[Website and app data records]

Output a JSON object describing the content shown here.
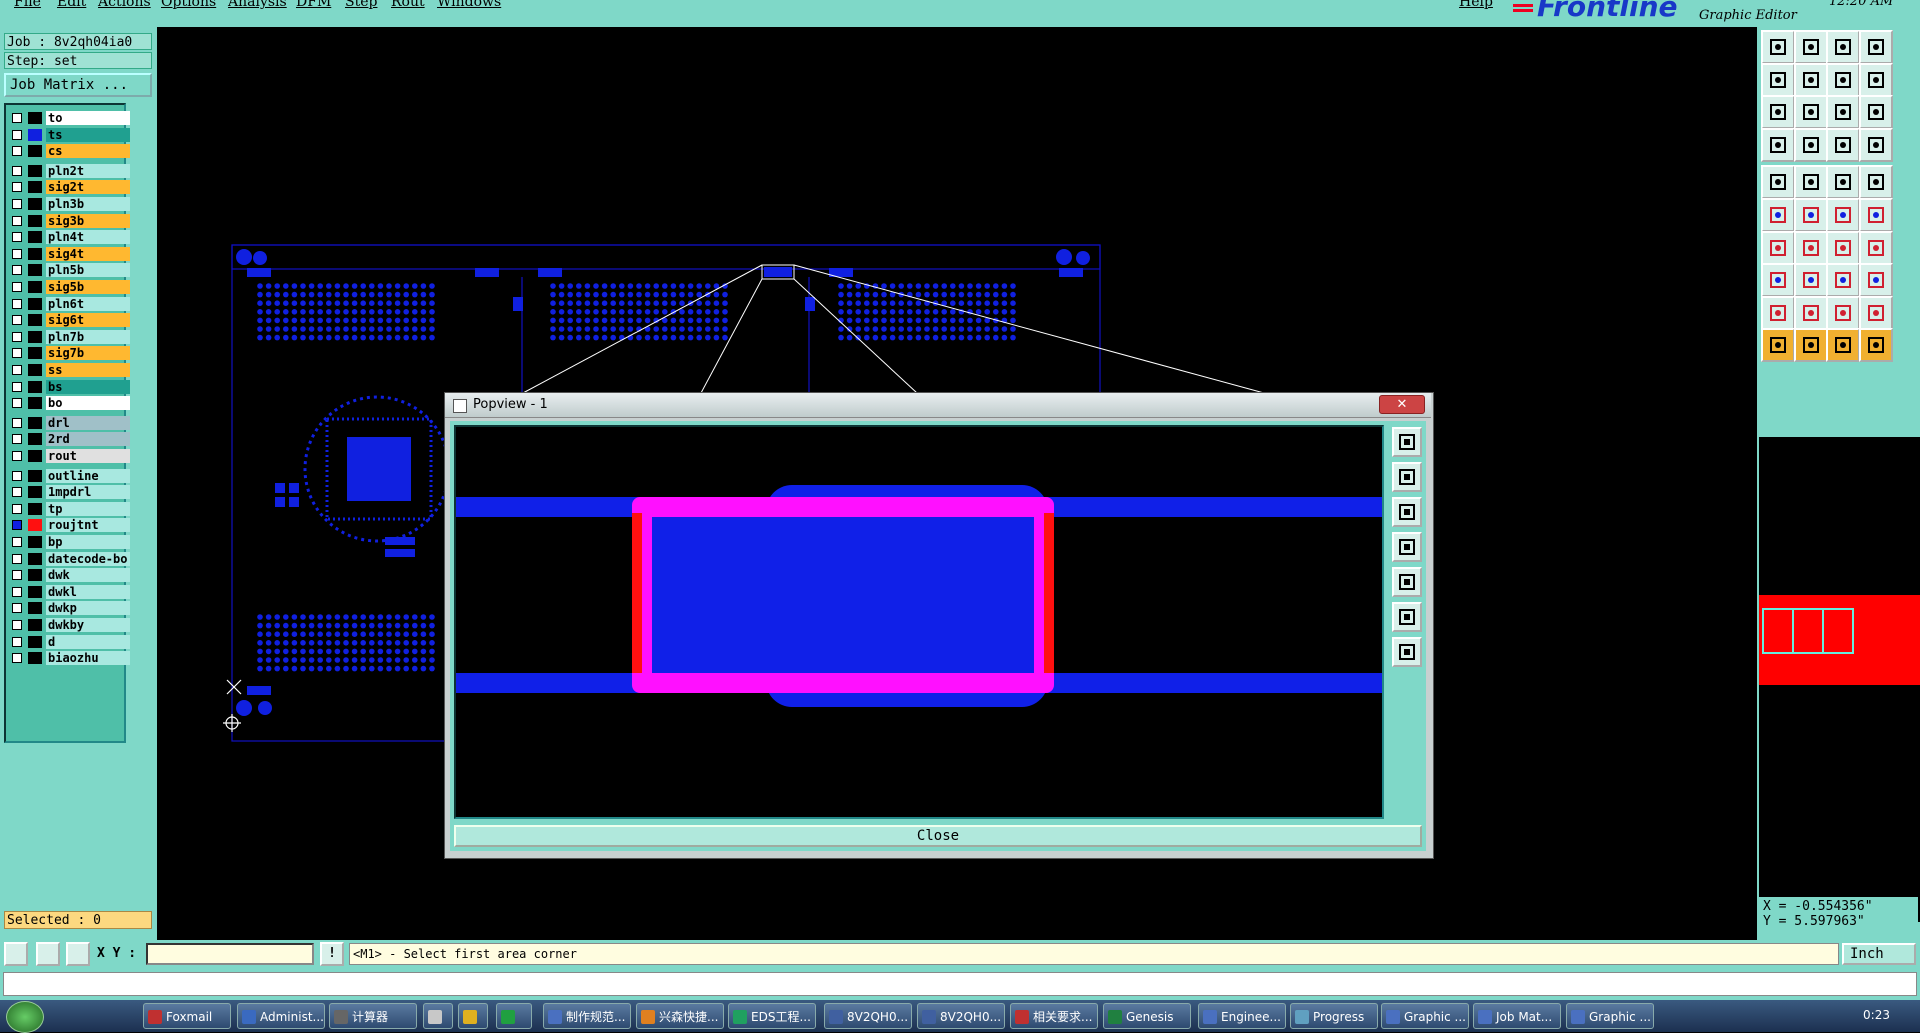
{
  "menu": [
    "File",
    "Edit",
    "Actions",
    "Options",
    "Analysis",
    "DFM",
    "Step",
    "Rout",
    "Windows"
  ],
  "help": "Help",
  "brand": {
    "logo": "Frontline",
    "subtitle": "Graphic Editor",
    "clock": "12:20 AM"
  },
  "job": {
    "job_label": "Job : 8v2qh04ia0",
    "step_label": "Step: set",
    "matrix_button": "Job Matrix ..."
  },
  "layers": [
    {
      "name": "to",
      "color": "#ffffff"
    },
    {
      "name": "ts",
      "color": "#20a090"
    },
    {
      "name": "cs",
      "color": "#ffb830"
    },
    {
      "name": "pln2t",
      "color": "#a8e8e0"
    },
    {
      "name": "sig2t",
      "color": "#ffb830"
    },
    {
      "name": "pln3b",
      "color": "#a8e8e0"
    },
    {
      "name": "sig3b",
      "color": "#ffb830"
    },
    {
      "name": "pln4t",
      "color": "#a8e8e0"
    },
    {
      "name": "sig4t",
      "color": "#ffb830"
    },
    {
      "name": "pln5b",
      "color": "#a8e8e0"
    },
    {
      "name": "sig5b",
      "color": "#ffb830"
    },
    {
      "name": "pln6t",
      "color": "#a8e8e0"
    },
    {
      "name": "sig6t",
      "color": "#ffb830"
    },
    {
      "name": "pln7b",
      "color": "#a8e8e0"
    },
    {
      "name": "sig7b",
      "color": "#ffb830"
    },
    {
      "name": "ss",
      "color": "#ffb830"
    },
    {
      "name": "bs",
      "color": "#20a090"
    },
    {
      "name": "bo",
      "color": "#ffffff"
    },
    {
      "name": "drl",
      "color": "#a0c0c8"
    },
    {
      "name": "2rd",
      "color": "#a0c0c8"
    },
    {
      "name": "rout",
      "color": "#e0e0e0"
    },
    {
      "name": "outline",
      "color": "#a8e8e0"
    },
    {
      "name": "1mpdrl",
      "color": "#a8e8e0"
    },
    {
      "name": "tp",
      "color": "#a8e8e0"
    },
    {
      "name": "roujtnt",
      "color": "#a8e8e0"
    },
    {
      "name": "bp",
      "color": "#a8e8e0"
    },
    {
      "name": "datecode-bo",
      "color": "#a8e8e0"
    },
    {
      "name": "dwk",
      "color": "#a8e8e0"
    },
    {
      "name": "dwkl",
      "color": "#a8e8e0"
    },
    {
      "name": "dwkp",
      "color": "#a8e8e0"
    },
    {
      "name": "dwkby",
      "color": "#a8e8e0"
    },
    {
      "name": "d",
      "color": "#a8e8e0"
    },
    {
      "name": "biaozhu",
      "color": "#a8e8e0"
    }
  ],
  "selected": "Selected : 0",
  "popview": {
    "title": "Popview - 1",
    "close_label": "Close"
  },
  "coords": {
    "x": "X = -0.554356\"",
    "y": "Y = 5.597963\""
  },
  "command": {
    "xy_label": "X Y :",
    "xy_value": "",
    "prompt": "<M1> - Select first area corner",
    "units": "Inch"
  },
  "taskbar": {
    "items": [
      "Foxmail",
      "Administ...",
      "计算器",
      "",
      "",
      "",
      "制作规范...",
      "兴森快捷...",
      "EDS工程...",
      "8V2QH0...",
      "8V2QH0...",
      "相关要求...",
      "Genesis",
      "Enginee...",
      "Progress",
      "Graphic ...",
      "Job Mat...",
      "Graphic ..."
    ],
    "clock": "0:23"
  }
}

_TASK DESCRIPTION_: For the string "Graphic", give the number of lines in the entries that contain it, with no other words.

_OUTPUT OF THE EXERCISE_: 3